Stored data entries

★ ★ ★ ★ ★ ★ ★

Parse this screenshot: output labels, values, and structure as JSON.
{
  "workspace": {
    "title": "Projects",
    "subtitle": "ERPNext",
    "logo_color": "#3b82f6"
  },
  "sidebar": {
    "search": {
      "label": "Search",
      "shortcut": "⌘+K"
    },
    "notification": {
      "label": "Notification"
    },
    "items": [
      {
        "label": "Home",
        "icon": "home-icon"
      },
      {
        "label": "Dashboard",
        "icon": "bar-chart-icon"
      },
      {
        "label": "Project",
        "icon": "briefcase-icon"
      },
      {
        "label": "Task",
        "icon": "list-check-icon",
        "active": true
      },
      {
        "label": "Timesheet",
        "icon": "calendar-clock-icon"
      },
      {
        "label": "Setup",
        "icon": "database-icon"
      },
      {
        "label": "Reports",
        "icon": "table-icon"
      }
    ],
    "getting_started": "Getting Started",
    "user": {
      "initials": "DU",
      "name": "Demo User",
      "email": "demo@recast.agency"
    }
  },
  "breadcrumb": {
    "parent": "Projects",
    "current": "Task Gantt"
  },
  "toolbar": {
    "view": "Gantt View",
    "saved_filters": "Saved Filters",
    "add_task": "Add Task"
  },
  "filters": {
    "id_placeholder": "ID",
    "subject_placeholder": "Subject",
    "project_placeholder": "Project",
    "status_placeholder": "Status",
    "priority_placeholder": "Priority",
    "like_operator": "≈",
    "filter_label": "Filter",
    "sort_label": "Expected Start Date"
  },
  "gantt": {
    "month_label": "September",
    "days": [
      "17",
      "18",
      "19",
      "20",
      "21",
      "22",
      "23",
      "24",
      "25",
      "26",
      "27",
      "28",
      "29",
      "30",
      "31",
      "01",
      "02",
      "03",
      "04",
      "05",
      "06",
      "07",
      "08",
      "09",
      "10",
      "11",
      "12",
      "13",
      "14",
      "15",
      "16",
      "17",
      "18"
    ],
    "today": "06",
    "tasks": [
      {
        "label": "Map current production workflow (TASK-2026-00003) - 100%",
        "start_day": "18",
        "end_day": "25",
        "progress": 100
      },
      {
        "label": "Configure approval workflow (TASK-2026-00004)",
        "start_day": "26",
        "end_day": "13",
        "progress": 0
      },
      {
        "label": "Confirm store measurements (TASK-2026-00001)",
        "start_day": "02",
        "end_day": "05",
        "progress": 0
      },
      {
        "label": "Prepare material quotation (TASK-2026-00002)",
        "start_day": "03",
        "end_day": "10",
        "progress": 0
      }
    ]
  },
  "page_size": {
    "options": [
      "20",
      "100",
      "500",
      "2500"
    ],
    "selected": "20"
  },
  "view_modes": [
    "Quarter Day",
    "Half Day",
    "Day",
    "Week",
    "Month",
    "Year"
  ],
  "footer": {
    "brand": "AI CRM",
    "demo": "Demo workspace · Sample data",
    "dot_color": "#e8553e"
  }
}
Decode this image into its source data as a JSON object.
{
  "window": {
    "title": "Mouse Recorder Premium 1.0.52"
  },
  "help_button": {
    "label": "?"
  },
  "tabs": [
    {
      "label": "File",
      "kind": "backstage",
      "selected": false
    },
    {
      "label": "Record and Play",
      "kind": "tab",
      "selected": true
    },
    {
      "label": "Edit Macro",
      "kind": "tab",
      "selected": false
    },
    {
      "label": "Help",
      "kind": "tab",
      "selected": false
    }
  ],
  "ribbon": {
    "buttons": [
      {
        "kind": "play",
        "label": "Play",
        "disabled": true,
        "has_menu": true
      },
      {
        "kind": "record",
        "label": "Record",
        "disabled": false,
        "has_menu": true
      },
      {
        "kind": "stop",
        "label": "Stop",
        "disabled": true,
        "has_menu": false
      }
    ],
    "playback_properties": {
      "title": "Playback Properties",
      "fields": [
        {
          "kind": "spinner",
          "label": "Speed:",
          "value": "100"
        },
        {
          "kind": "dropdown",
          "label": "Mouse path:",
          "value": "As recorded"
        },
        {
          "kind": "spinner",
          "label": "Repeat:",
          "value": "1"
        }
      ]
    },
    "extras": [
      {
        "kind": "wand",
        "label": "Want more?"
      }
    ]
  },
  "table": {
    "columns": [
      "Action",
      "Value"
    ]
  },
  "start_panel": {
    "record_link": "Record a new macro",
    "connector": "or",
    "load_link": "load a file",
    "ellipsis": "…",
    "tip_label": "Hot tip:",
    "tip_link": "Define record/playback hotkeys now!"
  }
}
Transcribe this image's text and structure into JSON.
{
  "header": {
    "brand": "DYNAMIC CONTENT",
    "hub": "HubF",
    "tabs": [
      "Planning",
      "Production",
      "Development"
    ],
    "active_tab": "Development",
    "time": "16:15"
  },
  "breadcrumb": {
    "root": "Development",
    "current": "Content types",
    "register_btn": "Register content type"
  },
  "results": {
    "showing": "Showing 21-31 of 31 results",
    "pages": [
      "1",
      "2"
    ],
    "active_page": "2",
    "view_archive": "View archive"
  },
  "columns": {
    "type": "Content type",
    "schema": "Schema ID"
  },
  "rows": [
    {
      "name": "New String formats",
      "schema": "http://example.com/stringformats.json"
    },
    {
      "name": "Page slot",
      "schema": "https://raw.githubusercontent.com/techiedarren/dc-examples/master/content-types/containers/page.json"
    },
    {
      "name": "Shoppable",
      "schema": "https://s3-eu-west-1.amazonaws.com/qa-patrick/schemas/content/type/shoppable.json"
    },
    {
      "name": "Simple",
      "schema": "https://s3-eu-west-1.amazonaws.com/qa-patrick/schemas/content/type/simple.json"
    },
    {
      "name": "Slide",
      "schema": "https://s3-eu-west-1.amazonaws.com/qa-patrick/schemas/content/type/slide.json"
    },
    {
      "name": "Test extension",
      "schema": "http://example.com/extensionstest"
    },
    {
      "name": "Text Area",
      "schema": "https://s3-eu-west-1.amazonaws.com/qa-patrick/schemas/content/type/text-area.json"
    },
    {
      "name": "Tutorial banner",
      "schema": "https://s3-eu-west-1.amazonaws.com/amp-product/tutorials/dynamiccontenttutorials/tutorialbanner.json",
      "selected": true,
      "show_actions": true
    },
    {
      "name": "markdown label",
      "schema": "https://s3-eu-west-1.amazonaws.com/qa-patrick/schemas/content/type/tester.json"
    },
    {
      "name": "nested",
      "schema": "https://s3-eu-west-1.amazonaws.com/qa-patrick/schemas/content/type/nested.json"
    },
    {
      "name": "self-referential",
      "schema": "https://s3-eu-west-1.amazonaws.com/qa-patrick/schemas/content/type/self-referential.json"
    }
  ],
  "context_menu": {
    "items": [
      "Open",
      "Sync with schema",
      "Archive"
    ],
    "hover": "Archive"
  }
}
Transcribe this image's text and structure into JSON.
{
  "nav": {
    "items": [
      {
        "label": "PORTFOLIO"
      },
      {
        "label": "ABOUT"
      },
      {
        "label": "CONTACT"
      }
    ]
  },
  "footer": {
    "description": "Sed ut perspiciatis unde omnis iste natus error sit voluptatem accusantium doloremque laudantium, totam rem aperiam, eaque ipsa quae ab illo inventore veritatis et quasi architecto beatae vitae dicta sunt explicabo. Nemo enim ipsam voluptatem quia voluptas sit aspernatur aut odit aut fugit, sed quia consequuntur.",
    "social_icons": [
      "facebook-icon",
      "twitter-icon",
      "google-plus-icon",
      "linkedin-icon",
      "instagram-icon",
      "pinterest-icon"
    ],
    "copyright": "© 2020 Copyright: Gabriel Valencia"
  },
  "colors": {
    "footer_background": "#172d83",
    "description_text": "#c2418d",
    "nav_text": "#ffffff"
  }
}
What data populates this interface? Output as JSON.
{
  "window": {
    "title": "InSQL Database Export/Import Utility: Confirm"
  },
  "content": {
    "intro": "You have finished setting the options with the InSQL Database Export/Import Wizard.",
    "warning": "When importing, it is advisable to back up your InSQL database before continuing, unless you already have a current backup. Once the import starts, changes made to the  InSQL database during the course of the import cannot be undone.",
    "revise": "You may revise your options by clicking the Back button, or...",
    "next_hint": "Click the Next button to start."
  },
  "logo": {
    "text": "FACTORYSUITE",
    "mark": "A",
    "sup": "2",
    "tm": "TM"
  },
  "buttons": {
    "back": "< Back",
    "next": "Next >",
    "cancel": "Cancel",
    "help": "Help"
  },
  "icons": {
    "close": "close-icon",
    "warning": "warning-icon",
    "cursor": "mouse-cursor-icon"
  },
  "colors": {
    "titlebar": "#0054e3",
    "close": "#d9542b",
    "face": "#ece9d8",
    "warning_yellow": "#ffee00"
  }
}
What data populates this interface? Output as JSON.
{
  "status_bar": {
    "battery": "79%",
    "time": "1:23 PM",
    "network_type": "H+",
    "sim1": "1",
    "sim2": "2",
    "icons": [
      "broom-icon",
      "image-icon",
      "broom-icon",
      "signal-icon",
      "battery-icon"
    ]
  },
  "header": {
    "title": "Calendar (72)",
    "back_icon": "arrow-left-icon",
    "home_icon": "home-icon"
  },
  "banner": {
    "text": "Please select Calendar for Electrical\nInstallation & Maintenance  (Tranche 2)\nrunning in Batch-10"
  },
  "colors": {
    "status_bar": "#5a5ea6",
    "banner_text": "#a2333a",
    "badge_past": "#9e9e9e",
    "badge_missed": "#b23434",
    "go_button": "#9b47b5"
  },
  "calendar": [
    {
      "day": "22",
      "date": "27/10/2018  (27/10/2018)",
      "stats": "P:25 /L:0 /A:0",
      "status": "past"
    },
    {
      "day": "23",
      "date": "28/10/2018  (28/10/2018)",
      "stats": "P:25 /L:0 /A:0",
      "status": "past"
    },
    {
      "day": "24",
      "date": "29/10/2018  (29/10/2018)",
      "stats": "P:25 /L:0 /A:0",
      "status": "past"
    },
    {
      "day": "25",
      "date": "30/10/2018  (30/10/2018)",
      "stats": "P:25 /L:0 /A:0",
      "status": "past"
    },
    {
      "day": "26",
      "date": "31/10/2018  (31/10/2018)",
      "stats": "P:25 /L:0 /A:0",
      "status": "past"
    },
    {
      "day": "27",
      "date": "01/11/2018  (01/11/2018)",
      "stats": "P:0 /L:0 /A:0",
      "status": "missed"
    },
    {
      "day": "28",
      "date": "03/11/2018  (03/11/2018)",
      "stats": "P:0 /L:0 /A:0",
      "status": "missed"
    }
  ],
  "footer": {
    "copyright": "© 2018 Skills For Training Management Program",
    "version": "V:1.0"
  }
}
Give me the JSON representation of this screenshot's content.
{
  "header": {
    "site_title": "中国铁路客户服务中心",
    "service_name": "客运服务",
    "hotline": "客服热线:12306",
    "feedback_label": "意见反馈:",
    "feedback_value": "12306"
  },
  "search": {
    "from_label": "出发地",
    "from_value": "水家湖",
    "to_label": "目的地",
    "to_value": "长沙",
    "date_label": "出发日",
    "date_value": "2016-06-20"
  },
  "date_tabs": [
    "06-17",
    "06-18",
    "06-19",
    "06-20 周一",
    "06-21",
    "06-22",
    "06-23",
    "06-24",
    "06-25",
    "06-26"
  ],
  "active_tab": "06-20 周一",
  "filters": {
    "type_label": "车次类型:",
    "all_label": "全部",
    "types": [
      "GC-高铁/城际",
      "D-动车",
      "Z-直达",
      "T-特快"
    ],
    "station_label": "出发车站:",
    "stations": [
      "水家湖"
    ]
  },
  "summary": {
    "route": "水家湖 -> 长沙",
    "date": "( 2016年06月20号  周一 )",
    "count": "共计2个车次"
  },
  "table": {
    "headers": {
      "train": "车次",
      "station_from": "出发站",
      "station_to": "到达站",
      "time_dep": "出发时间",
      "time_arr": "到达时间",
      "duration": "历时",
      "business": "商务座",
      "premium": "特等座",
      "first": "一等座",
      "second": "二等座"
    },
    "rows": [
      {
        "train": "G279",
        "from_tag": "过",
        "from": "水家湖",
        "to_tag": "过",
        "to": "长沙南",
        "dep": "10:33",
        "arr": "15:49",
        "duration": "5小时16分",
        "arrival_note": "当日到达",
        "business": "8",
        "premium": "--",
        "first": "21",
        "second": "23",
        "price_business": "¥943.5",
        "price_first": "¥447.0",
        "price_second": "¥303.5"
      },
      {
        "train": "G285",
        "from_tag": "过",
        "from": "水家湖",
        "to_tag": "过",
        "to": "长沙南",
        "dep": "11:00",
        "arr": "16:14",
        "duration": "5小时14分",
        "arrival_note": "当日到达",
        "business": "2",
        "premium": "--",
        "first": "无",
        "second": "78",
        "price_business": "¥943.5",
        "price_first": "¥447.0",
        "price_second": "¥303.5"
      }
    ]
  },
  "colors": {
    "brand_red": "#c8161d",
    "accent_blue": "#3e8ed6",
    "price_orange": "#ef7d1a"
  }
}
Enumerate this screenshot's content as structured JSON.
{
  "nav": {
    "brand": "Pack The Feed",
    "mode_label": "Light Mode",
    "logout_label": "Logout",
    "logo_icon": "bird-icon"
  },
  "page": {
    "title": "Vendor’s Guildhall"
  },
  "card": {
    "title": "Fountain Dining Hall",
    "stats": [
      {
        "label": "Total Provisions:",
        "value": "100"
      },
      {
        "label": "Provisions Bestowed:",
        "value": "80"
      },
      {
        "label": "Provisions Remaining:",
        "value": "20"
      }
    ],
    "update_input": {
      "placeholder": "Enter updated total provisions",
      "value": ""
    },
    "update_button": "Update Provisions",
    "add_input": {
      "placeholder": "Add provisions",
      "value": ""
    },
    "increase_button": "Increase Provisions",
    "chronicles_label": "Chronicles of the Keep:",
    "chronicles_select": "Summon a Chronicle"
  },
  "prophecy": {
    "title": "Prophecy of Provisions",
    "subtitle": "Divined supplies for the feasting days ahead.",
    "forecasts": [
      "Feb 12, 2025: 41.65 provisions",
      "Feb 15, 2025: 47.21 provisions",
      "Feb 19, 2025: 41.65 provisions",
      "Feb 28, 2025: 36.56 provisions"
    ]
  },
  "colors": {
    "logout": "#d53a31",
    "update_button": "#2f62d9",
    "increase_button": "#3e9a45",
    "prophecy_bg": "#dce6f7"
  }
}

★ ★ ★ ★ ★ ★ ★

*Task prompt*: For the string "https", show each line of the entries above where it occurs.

*Output of the task*:
      "schema": "https://raw.githubusercontent.com/techiedarren/dc-examples/master/content-types/containers/page.json"
      "schema": "https://s3-eu-west-1.amazonaws.com/qa-patrick/schemas/content/type/shoppable.json"
      "schema": "https://s3-eu-west-1.amazonaws.com/qa-patrick/schemas/content/type/simple.json"
      "schema": "https://s3-eu-west-1.amazonaws.com/qa-patrick/schemas/content/type/slide.json"
      "schema": "https://s3-eu-west-1.amazonaws.com/qa-patrick/schemas/content/type/text-area.json"
      "schema": "https://s3-eu-west-1.amazonaws.com/amp-product/tutorials/dynamiccontenttutorials/tutorialbanner.json",
      "schema": "https://s3-eu-west-1.amazonaws.com/qa-patrick/schemas/content/type/tester.json"
      "schema": "https://s3-eu-west-1.amazonaws.com/qa-patrick/schemas/content/type/nested.json"
      "schema": "https://s3-eu-west-1.amazonaws.com/qa-patrick/schemas/content/type/self-referential.json"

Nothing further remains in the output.